Redesigning a site can be risky. On a large site, regular users become accustomed to how it works, they develop their own behaviour patterns and ways of doing things. A major design overhaul could demolish these patterns for users and put them off coming back to the site as often. Facebook has fallen foul to this a number of times, had it not been for it’s millions of users willing to put in the time to relearn the system, it could have proved fatal for them.
Make small changes to improve the bigger picture
Imagine you’re driving to work and you hit a pothole, then imagine the pothole could be corrected overnight as if by magic, without the need for traffic cones and workmen. The next day, you drive down that stretch of road and, whether you notice or not, the road just seems better than before. To put it simply, rather than ripping up an entire stretch of road and relaying it, creating confusing diversions and inconvenience to the end user (or the driver in this case), solve the smaller problems individually and the user journey can continue uninterrupted whilst being improved at the same time.
We’re big believers in A/B testing and over the years we’ve performed hundreds, maybe thousands of tests on many client sites. In my experience, changing smaller sections of a site have made a much bigger difference than making big sweeping alterations. Experiment with different words on your form submit buttons or make your primary cta look more enticing, encouraging your user to make an action.

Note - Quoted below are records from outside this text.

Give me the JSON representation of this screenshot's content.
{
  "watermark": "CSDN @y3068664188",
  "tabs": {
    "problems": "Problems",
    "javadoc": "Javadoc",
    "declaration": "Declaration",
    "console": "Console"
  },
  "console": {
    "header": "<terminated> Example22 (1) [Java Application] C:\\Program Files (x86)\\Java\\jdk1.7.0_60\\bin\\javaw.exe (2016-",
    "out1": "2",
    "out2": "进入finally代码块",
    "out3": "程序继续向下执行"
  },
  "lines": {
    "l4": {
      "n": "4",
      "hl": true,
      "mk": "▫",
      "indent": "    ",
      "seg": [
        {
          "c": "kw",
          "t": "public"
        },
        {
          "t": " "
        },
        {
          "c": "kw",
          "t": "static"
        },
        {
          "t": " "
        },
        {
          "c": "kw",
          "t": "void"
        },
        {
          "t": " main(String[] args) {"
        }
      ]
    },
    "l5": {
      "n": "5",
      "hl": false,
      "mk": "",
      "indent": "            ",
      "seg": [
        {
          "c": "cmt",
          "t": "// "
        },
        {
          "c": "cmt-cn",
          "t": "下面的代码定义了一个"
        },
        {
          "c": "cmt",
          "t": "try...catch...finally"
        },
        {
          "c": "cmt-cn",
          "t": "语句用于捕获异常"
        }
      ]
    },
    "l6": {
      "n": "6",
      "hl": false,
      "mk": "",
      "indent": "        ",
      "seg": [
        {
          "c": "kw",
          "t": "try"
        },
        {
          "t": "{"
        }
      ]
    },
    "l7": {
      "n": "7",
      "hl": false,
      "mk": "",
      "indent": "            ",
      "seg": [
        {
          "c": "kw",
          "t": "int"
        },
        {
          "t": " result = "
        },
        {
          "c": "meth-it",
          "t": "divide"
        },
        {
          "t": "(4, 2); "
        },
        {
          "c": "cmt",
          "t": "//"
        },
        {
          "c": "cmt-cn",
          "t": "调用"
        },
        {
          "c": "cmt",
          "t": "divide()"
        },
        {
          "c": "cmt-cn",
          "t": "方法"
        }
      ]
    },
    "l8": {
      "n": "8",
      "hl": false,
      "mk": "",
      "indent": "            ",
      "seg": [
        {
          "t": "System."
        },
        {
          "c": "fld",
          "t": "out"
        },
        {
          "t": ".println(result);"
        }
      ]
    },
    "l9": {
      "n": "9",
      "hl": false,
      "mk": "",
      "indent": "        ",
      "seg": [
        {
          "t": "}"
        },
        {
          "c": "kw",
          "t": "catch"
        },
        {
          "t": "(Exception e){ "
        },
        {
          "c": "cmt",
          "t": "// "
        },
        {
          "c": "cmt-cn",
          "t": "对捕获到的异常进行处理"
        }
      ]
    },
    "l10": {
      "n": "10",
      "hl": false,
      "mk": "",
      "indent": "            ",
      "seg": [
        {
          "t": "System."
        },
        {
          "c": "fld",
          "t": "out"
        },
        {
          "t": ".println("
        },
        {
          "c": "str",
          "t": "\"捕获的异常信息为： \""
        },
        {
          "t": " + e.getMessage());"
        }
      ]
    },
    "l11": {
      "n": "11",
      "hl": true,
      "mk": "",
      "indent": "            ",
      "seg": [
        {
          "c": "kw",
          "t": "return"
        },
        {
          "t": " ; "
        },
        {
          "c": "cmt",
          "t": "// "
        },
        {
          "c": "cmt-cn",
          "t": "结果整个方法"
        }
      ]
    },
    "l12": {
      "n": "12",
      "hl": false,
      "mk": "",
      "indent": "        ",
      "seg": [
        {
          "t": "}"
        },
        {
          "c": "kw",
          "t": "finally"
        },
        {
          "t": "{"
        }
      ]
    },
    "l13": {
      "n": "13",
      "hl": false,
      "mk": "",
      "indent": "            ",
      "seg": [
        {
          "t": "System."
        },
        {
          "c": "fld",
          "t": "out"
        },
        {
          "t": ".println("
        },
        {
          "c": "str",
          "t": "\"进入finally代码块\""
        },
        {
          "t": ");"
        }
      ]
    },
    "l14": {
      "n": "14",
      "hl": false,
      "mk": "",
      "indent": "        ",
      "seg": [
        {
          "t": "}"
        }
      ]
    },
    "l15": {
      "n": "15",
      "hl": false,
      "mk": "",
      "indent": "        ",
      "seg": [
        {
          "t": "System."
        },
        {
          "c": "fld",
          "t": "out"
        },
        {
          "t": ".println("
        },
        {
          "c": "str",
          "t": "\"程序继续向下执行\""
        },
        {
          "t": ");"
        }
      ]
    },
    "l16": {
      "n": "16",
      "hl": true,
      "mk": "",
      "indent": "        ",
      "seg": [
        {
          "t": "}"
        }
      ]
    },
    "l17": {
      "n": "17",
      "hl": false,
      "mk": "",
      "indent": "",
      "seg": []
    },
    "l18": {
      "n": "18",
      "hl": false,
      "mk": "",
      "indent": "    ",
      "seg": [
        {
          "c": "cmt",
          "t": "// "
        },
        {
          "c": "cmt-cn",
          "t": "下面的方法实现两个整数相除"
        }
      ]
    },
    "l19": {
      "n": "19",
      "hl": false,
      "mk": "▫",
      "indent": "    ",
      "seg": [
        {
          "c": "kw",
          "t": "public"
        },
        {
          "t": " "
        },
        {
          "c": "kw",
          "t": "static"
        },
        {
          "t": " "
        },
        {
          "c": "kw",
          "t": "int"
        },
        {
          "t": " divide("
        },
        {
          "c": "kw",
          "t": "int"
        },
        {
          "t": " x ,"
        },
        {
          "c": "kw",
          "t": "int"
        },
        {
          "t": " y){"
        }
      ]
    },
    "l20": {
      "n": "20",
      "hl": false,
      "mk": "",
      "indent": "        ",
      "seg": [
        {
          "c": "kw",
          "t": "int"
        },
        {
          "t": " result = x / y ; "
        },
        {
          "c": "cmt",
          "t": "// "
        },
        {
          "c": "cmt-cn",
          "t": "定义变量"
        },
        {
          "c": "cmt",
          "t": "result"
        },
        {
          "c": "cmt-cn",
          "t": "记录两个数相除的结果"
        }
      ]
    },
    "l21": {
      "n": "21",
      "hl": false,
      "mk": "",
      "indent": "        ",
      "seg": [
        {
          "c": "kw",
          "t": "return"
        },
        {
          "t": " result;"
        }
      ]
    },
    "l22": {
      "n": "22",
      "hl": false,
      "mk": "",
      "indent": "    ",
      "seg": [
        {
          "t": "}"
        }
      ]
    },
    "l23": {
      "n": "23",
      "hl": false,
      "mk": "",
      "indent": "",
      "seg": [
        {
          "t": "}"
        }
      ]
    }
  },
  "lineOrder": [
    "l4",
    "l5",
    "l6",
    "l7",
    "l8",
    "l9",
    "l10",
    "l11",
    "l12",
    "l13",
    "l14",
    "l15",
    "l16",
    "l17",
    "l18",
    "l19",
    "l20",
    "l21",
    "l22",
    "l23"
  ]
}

Making small improvements to your site over time can reap huge benefits.